#### WORK REQUEST
Type out the full set of entries again, unchanged.

#### SOURCE DATA
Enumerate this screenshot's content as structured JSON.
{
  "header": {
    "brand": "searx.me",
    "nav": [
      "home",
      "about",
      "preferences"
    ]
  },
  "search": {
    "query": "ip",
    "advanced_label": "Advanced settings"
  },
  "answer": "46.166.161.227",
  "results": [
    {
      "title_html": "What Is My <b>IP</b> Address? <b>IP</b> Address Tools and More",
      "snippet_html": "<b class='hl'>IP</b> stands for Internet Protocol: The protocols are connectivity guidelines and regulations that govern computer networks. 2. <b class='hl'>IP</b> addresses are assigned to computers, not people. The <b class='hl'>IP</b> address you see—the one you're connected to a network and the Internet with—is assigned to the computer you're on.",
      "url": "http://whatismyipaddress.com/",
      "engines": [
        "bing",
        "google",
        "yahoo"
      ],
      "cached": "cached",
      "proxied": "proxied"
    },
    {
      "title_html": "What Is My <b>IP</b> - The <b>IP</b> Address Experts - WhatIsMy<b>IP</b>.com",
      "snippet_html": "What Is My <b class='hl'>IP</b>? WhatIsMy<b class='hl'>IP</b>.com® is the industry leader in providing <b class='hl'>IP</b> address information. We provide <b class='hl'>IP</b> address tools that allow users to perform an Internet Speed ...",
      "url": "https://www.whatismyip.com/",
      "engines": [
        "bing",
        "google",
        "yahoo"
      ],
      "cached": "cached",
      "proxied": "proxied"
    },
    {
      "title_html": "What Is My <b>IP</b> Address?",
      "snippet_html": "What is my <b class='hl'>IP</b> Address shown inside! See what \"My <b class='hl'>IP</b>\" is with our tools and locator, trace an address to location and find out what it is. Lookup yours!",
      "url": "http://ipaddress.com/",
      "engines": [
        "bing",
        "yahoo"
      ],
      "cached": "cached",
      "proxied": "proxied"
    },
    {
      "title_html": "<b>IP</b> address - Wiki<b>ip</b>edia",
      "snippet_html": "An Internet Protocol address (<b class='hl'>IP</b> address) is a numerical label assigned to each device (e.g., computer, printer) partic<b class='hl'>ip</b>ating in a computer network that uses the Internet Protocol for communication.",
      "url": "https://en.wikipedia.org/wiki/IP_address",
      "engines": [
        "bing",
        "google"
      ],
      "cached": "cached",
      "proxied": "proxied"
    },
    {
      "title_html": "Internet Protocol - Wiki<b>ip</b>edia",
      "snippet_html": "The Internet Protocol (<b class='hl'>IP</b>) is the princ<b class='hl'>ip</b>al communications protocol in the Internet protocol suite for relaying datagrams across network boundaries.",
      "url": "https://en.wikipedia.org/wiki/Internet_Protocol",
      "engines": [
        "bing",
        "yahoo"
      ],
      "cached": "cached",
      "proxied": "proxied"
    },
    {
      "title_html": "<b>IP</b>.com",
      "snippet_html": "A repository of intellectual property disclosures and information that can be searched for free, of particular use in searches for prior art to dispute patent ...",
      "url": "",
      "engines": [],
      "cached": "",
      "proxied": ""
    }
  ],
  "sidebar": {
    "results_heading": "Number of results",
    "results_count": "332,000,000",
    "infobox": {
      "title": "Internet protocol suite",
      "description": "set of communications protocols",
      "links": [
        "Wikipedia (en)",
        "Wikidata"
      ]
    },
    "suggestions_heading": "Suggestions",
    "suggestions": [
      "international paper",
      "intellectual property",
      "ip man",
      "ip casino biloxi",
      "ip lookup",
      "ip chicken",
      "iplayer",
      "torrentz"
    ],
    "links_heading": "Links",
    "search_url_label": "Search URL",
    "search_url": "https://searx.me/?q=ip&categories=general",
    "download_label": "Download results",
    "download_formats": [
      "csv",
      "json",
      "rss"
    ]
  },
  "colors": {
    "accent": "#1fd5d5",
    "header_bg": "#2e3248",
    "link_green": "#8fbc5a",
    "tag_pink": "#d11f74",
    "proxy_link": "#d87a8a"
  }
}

#### SOLUTION TO THE PROBLEM
Enumerate this screenshot's content as structured JSON.
{
  "header": {
    "brand": "searx.me",
    "nav": [
      "home",
      "about",
      "preferences"
    ]
  },
  "search": {
    "query": "ip",
    "advanced_label": "Advanced settings"
  },
  "answer": "46.166.161.227",
  "results": [
    {
      "title_html": "What Is My <b>IP</b> Address? <b>IP</b> Address Tools and More",
      "snippet_html": "<b class='hl'>IP</b> stands for Internet Protocol: The protocols are connectivity guidelines and regulations that govern computer networks. 2. <b class='hl'>IP</b> addresses are assigned to computers, not people. The <b class='hl'>IP</b> address you see—the one you're connected to a network and the Internet with—is assigned to the computer you're on.",
      "url": "http://whatismyipaddress.com/",
      "engines": [
        "bing",
        "google",
        "yahoo"
      ],
      "cached": "cached",
      "proxied": "proxied"
    },
    {
      "title_html": "What Is My <b>IP</b> - The <b>IP</b> Address Experts - WhatIsMy<b>IP</b>.com",
      "snippet_html": "What Is My <b class='hl'>IP</b>? WhatIsMy<b class='hl'>IP</b>.com® is the industry leader in providing <b class='hl'>IP</b> address information. We provide <b class='hl'>IP</b> address tools that allow users to perform an Internet Speed ...",
      "url": "https://www.whatismyip.com/",
      "engines": [
        "bing",
        "google",
        "yahoo"
      ],
      "cached": "cached",
      "proxied": "proxied"
    },
    {
      "title_html": "What Is My <b>IP</b> Address?",
      "snippet_html": "What is my <b class='hl'>IP</b> Address shown inside! See what \"My <b class='hl'>IP</b>\" is with our tools and locator, trace an address to location and find out what it is. Lookup yours!",
      "url": "http://ipaddress.com/",
      "engines": [
        "bing",
        "yahoo"
      ],
      "cached": "cached",
      "proxied": "proxied"
    },
    {
      "title_html": "<b>IP</b> address - Wiki<b>ip</b>edia",
      "snippet_html": "An Internet Protocol address (<b class='hl'>IP</b> address) is a numerical label assigned to each device (e.g., computer, printer) partic<b class='hl'>ip</b>ating in a computer network that uses the Internet Protocol for communication.",
      "url": "https://en.wikipedia.org/wiki/IP_address",
      "engines": [
        "bing",
        "google"
      ],
      "cached": "cached",
      "proxied": "proxied"
    },
    {
      "title_html": "Internet Protocol - Wiki<b>ip</b>edia",
      "snippet_html": "The Internet Protocol (<b class='hl'>IP</b>) is the princ<b class='hl'>ip</b>al communications protocol in the Internet protocol suite for relaying datagrams across network boundaries.",
      "url": "https://en.wikipedia.org/wiki/Internet_Protocol",
      "engines": [
        "bing",
        "yahoo"
      ],
      "cached": "cached",
      "proxied": "proxied"
    },
    {
      "title_html": "<b>IP</b>.com",
      "snippet_html": "A repository of intellectual property disclosures and information that can be searched for free, of particular use in searches for prior art to dispute patent ...",
      "url": "",
      "engines": [],
      "cached": "",
      "proxied": ""
    }
  ],
  "sidebar": {
    "results_heading": "Number of results",
    "results_count": "332,000,000",
    "infobox": {
      "title": "Internet protocol suite",
      "description": "set of communications protocols",
      "links": [
        "Wikipedia (en)",
        "Wikidata"
      ]
    },
    "suggestions_heading": "Suggestions",
    "suggestions": [
      "international paper",
      "intellectual property",
      "ip man",
      "ip casino biloxi",
      "ip lookup",
      "ip chicken",
      "iplayer",
      "torrentz"
    ],
    "links_heading": "Links",
    "search_url_label": "Search URL",
    "search_url": "https://searx.me/?q=ip&categories=general",
    "download_label": "Download results",
    "download_formats": [
      "csv",
      "json",
      "rss"
    ]
  },
  "colors": {
    "accent": "#1fd5d5",
    "header_bg": "#2e3248",
    "link_green": "#8fbc5a",
    "tag_pink": "#d11f74",
    "proxy_link": "#d87a8a"
  }
}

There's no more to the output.